══ Supplied entries

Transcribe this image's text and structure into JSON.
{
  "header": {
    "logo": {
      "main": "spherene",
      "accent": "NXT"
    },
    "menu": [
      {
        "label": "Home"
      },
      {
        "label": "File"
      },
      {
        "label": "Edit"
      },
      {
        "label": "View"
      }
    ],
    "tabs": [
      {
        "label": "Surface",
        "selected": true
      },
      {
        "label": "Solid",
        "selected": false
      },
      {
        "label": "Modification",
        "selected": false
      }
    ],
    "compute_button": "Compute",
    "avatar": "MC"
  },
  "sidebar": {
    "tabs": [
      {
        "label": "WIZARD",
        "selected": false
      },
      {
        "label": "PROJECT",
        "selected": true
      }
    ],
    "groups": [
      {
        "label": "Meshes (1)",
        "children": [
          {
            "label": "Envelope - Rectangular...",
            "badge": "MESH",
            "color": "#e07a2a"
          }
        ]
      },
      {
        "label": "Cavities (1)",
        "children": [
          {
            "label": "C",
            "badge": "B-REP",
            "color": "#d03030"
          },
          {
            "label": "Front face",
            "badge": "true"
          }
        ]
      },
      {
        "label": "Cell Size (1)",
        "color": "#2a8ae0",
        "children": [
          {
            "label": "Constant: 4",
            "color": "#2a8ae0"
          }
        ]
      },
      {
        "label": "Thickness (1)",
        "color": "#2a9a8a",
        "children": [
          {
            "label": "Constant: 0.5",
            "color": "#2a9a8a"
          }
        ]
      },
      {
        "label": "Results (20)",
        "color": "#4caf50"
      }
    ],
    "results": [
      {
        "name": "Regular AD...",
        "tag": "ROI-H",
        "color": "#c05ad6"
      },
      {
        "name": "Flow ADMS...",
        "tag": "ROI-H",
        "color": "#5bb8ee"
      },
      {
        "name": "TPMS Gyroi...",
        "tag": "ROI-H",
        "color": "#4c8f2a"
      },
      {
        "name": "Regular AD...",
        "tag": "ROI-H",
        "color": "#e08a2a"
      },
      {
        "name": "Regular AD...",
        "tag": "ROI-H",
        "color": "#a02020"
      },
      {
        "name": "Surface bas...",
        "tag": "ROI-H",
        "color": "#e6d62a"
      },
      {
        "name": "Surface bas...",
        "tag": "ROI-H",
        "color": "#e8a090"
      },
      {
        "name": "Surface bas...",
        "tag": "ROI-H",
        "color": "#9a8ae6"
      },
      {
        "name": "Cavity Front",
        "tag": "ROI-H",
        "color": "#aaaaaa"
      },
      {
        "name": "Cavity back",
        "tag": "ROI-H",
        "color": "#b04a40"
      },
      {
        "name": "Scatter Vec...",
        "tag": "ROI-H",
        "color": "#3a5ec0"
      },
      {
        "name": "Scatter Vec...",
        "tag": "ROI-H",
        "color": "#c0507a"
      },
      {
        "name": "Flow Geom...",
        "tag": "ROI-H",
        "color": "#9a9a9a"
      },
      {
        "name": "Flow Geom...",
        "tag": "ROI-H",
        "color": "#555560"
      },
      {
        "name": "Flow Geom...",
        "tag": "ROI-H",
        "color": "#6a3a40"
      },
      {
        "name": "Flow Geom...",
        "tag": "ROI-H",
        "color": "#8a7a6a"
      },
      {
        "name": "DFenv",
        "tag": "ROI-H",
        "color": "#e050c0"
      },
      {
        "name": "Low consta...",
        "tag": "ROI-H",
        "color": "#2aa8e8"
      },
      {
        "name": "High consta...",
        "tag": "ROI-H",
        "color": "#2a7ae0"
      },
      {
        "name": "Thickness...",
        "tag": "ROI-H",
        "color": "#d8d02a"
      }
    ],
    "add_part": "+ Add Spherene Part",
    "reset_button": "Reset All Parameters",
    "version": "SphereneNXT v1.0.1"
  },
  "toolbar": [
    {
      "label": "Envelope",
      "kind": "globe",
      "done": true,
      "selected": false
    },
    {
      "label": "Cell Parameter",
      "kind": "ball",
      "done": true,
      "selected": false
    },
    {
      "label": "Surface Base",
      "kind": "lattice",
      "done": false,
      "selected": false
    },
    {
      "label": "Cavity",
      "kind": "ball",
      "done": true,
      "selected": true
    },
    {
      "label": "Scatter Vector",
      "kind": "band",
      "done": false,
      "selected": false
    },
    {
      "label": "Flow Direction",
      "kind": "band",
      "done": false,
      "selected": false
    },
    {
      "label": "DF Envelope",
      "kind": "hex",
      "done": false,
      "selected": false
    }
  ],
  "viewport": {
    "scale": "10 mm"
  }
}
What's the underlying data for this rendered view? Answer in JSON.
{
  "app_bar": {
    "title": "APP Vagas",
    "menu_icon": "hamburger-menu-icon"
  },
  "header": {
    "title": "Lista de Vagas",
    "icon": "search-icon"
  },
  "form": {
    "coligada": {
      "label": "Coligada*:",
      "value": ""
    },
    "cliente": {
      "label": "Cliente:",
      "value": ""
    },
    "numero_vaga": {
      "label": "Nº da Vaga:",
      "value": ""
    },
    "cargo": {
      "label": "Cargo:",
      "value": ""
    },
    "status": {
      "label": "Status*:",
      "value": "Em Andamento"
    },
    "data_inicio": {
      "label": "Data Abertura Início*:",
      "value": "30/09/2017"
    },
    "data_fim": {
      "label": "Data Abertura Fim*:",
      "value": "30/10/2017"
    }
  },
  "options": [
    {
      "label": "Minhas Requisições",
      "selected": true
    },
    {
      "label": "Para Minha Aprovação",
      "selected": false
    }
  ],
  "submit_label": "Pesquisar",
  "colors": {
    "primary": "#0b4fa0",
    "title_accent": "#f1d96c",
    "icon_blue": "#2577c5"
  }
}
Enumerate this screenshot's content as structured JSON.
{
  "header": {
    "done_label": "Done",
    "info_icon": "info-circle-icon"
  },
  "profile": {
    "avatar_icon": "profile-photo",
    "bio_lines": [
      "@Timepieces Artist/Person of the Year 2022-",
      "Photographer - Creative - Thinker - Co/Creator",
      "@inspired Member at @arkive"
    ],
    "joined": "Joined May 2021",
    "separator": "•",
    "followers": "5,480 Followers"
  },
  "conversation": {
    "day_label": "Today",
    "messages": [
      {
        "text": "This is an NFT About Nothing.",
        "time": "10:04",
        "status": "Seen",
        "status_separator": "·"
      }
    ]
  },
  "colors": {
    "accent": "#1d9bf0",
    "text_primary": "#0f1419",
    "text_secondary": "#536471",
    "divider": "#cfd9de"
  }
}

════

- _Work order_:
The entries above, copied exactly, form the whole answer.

- _Solution to the problem_:
Transcribe this image's text and structure into JSON.
{
  "header": {
    "logo": {
      "main": "spherene",
      "accent": "NXT"
    },
    "menu": [
      {
        "label": "Home"
      },
      {
        "label": "File"
      },
      {
        "label": "Edit"
      },
      {
        "label": "View"
      }
    ],
    "tabs": [
      {
        "label": "Surface",
        "selected": true
      },
      {
        "label": "Solid",
        "selected": false
      },
      {
        "label": "Modification",
        "selected": false
      }
    ],
    "compute_button": "Compute",
    "avatar": "MC"
  },
  "sidebar": {
    "tabs": [
      {
        "label": "WIZARD",
        "selected": false
      },
      {
        "label": "PROJECT",
        "selected": true
      }
    ],
    "groups": [
      {
        "label": "Meshes (1)",
        "children": [
          {
            "label": "Envelope - Rectangular...",
            "badge": "MESH",
            "color": "#e07a2a"
          }
        ]
      },
      {
        "label": "Cavities (1)",
        "children": [
          {
            "label": "C",
            "badge": "B-REP",
            "color": "#d03030"
          },
          {
            "label": "Front face",
            "badge": "true"
          }
        ]
      },
      {
        "label": "Cell Size (1)",
        "color": "#2a8ae0",
        "children": [
          {
            "label": "Constant: 4",
            "color": "#2a8ae0"
          }
        ]
      },
      {
        "label": "Thickness (1)",
        "color": "#2a9a8a",
        "children": [
          {
            "label": "Constant: 0.5",
            "color": "#2a9a8a"
          }
        ]
      },
      {
        "label": "Results (20)",
        "color": "#4caf50"
      }
    ],
    "results": [
      {
        "name": "Regular AD...",
        "tag": "ROI-H",
        "color": "#c05ad6"
      },
      {
        "name": "Flow ADMS...",
        "tag": "ROI-H",
        "color": "#5bb8ee"
      },
      {
        "name": "TPMS Gyroi...",
        "tag": "ROI-H",
        "color": "#4c8f2a"
      },
      {
        "name": "Regular AD...",
        "tag": "ROI-H",
        "color": "#e08a2a"
      },
      {
        "name": "Regular AD...",
        "tag": "ROI-H",
        "color": "#a02020"
      },
      {
        "name": "Surface bas...",
        "tag": "ROI-H",
        "color": "#e6d62a"
      },
      {
        "name": "Surface bas...",
        "tag": "ROI-H",
        "color": "#e8a090"
      },
      {
        "name": "Surface bas...",
        "tag": "ROI-H",
        "color": "#9a8ae6"
      },
      {
        "name": "Cavity Front",
        "tag": "ROI-H",
        "color": "#aaaaaa"
      },
      {
        "name": "Cavity back",
        "tag": "ROI-H",
        "color": "#b04a40"
      },
      {
        "name": "Scatter Vec...",
        "tag": "ROI-H",
        "color": "#3a5ec0"
      },
      {
        "name": "Scatter Vec...",
        "tag": "ROI-H",
        "color": "#c0507a"
      },
      {
        "name": "Flow Geom...",
        "tag": "ROI-H",
        "color": "#9a9a9a"
      },
      {
        "name": "Flow Geom...",
        "tag": "ROI-H",
        "color": "#555560"
      },
      {
        "name": "Flow Geom...",
        "tag": "ROI-H",
        "color": "#6a3a40"
      },
      {
        "name": "Flow Geom...",
        "tag": "ROI-H",
        "color": "#8a7a6a"
      },
      {
        "name": "DFenv",
        "tag": "ROI-H",
        "color": "#e050c0"
      },
      {
        "name": "Low consta...",
        "tag": "ROI-H",
        "color": "#2aa8e8"
      },
      {
        "name": "High consta...",
        "tag": "ROI-H",
        "color": "#2a7ae0"
      },
      {
        "name": "Thickness...",
        "tag": "ROI-H",
        "color": "#d8d02a"
      }
    ],
    "add_part": "+ Add Spherene Part",
    "reset_button": "Reset All Parameters",
    "version": "SphereneNXT v1.0.1"
  },
  "toolbar": [
    {
      "label": "Envelope",
      "kind": "globe",
      "done": true,
      "selected": false
    },
    {
      "label": "Cell Parameter",
      "kind": "ball",
      "done": true,
      "selected": false
    },
    {
      "label": "Surface Base",
      "kind": "lattice",
      "done": false,
      "selected": false
    },
    {
      "label": "Cavity",
      "kind": "ball",
      "done": true,
      "selected": true
    },
    {
      "label": "Scatter Vector",
      "kind": "band",
      "done": false,
      "selected": false
    },
    {
      "label": "Flow Direction",
      "kind": "band",
      "done": false,
      "selected": false
    },
    {
      "label": "DF Envelope",
      "kind": "hex",
      "done": false,
      "selected": false
    }
  ],
  "viewport": {
    "scale": "10 mm"
  }
}
What's the underlying data for this rendered view? Answer in JSON.
{
  "app_bar": {
    "title": "APP Vagas",
    "menu_icon": "hamburger-menu-icon"
  },
  "header": {
    "title": "Lista de Vagas",
    "icon": "search-icon"
  },
  "form": {
    "coligada": {
      "label": "Coligada*:",
      "value": ""
    },
    "cliente": {
      "label": "Cliente:",
      "value": ""
    },
    "numero_vaga": {
      "label": "Nº da Vaga:",
      "value": ""
    },
    "cargo": {
      "label": "Cargo:",
      "value": ""
    },
    "status": {
      "label": "Status*:",
      "value": "Em Andamento"
    },
    "data_inicio": {
      "label": "Data Abertura Início*:",
      "value": "30/09/2017"
    },
    "data_fim": {
      "label": "Data Abertura Fim*:",
      "value": "30/10/2017"
    }
  },
  "options": [
    {
      "label": "Minhas Requisições",
      "selected": true
    },
    {
      "label": "Para Minha Aprovação",
      "selected": false
    }
  ],
  "submit_label": "Pesquisar",
  "colors": {
    "primary": "#0b4fa0",
    "title_accent": "#f1d96c",
    "icon_blue": "#2577c5"
  }
}
Enumerate this screenshot's content as structured JSON.
{
  "header": {
    "done_label": "Done",
    "info_icon": "info-circle-icon"
  },
  "profile": {
    "avatar_icon": "profile-photo",
    "bio_lines": [
      "@Timepieces Artist/Person of the Year 2022-",
      "Photographer - Creative - Thinker - Co/Creator",
      "@inspired Member at @arkive"
    ],
    "joined": "Joined May 2021",
    "separator": "•",
    "followers": "5,480 Followers"
  },
  "conversation": {
    "day_label": "Today",
    "messages": [
      {
        "text": "This is an NFT About Nothing.",
        "time": "10:04",
        "status": "Seen",
        "status_separator": "·"
      }
    ]
  },
  "colors": {
    "accent": "#1d9bf0",
    "text_primary": "#0f1419",
    "text_secondary": "#536471",
    "divider": "#cfd9de"
  }
}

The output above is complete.